Robert Ivy is considered one of the best CEOs that the American Institute of Architects has ever had. He helped in bring sanity and order in the institution by instilling his views on the way architects should communicate their work naturally and understandably.
Robert Ivy managed to modernize the Architectural sector by emphasizing on the school and on-job-training since when learners graduate, they need to know how to handle their jobs well. On the other hand, architectures required to join their organizations to be able to advance their careers as well. Organizations have data and tools that make them available for the workers who are members and need to learn more.

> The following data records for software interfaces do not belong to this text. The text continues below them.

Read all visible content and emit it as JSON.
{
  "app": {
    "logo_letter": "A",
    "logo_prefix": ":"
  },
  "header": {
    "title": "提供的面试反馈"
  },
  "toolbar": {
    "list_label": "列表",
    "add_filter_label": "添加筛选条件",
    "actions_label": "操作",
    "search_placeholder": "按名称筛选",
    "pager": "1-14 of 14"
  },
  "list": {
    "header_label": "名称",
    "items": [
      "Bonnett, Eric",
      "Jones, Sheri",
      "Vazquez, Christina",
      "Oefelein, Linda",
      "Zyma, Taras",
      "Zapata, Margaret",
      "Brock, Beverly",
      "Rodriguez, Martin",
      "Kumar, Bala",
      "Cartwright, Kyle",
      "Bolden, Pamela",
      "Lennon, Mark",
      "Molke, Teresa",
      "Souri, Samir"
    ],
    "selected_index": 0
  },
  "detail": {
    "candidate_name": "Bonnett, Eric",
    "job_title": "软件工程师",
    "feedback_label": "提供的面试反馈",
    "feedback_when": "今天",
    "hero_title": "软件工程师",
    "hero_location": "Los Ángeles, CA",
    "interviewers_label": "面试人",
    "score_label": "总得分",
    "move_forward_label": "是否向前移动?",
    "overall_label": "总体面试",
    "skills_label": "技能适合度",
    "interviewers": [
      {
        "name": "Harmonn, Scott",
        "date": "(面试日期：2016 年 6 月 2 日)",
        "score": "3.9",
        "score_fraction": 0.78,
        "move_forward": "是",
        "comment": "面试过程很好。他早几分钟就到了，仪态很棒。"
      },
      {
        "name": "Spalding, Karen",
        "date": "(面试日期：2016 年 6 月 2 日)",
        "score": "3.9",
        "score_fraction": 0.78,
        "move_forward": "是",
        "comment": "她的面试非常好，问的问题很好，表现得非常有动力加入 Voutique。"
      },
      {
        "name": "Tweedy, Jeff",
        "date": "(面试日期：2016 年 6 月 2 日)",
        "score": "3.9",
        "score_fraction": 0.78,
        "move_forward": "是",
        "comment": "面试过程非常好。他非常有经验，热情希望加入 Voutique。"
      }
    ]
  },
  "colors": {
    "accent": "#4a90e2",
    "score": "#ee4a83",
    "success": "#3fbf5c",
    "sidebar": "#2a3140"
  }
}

Additionally, Robert encouraged Architectures to join the American Institute of Architects for networking opportunities, industrial Interests, job hunting, and collecting of the credentials. Professional Institutions play a huge role in protecting its members as well from exploitation. Learn more about Robert Ivy at zdnet.com.
In 1981-1996, Robert Ivy was the principal dale in criticizing a series of the government publications to make them better. In 1996, he was appointed as the chief editor for the Architectural Record. With his vision and ambition, he made sure that the journal becomes one of the most read architectural articles in the world. Later in his life, he Robert Ivy was employed as the director of editing and the vice president of the McGraw-Hill Construction magazine.
It was under his leadership the Architectural Records managed to scoop some different reward including Unusual achievement for a professional journal, premier magazine journalism award and the American Society of Magazine Editors National Magazine Award for General Excellence. Furthermore, he brought 26 Jesse H. Neal Awards and the 2008 MPA Digital Award for the Website of the Year to Architectural Record. He is also a winner of the Crain Award.
He was also voted as the Master architect for his dedication and the urge to show people how the Architectural designs are. He is considered the same as Dr. Nathan Clifford (the first graduate of the American School of Architects) and Cass Gilbert as well.